*** Opening of MATERIAL FOR THIS TASK ***

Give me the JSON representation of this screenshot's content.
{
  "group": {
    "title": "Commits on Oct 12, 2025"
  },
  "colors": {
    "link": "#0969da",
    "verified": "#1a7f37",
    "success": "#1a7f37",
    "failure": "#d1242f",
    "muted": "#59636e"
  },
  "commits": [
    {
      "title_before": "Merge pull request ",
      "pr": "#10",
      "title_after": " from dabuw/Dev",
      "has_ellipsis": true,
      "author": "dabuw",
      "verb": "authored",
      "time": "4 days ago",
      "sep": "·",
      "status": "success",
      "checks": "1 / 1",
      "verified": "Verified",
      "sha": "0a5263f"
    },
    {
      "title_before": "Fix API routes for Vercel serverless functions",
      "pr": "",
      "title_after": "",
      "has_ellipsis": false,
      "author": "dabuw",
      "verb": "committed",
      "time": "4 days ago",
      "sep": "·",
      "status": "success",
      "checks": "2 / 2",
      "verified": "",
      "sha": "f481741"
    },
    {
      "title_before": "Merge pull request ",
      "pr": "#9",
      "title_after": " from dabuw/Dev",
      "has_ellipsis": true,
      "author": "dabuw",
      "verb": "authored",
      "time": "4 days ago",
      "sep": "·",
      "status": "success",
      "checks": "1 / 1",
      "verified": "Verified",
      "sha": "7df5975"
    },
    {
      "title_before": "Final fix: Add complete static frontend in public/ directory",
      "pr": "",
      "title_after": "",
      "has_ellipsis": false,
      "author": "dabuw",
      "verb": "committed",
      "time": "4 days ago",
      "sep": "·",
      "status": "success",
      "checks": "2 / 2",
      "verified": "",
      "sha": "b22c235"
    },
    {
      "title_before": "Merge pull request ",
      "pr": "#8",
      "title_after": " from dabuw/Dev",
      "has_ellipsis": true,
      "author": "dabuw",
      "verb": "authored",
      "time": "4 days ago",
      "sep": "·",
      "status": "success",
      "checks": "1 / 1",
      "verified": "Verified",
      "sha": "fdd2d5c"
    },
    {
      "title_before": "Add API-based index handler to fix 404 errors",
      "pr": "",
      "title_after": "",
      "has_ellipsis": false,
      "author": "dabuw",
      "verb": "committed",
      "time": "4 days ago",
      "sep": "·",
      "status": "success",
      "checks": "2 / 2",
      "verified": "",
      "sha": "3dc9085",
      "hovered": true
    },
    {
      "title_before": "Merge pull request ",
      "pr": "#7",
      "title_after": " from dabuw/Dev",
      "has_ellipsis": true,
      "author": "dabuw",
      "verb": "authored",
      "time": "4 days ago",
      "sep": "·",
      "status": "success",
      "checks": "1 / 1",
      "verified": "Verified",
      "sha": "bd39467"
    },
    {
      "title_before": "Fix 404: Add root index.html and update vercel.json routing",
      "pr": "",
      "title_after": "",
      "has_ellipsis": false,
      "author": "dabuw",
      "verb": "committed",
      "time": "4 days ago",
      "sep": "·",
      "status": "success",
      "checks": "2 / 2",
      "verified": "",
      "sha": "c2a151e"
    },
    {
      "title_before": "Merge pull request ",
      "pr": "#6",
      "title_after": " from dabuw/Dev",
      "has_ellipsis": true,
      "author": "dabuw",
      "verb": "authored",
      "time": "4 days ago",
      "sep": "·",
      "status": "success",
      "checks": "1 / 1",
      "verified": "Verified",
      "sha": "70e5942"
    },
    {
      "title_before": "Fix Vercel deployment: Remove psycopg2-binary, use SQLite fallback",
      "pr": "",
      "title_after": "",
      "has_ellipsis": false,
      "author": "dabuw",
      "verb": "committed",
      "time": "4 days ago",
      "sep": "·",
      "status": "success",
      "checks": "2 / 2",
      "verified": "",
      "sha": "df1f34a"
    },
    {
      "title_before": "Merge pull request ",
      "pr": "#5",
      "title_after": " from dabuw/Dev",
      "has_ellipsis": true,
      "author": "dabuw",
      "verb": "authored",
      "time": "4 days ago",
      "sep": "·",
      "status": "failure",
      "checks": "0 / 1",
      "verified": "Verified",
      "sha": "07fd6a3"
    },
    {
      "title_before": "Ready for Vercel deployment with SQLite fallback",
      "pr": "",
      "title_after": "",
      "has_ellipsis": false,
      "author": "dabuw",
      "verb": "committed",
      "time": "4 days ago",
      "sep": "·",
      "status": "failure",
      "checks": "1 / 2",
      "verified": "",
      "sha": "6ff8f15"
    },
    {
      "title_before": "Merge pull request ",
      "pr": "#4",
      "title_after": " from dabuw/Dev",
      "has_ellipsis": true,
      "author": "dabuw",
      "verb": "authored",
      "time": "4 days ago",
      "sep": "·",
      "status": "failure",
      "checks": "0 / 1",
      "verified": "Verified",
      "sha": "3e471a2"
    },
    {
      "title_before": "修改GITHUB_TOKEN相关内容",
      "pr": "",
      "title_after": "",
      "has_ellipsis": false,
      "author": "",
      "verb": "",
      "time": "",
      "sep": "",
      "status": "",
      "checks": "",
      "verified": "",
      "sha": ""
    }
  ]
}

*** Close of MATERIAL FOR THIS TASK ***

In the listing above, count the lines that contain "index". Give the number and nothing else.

== EXERCISE RESULT ==
2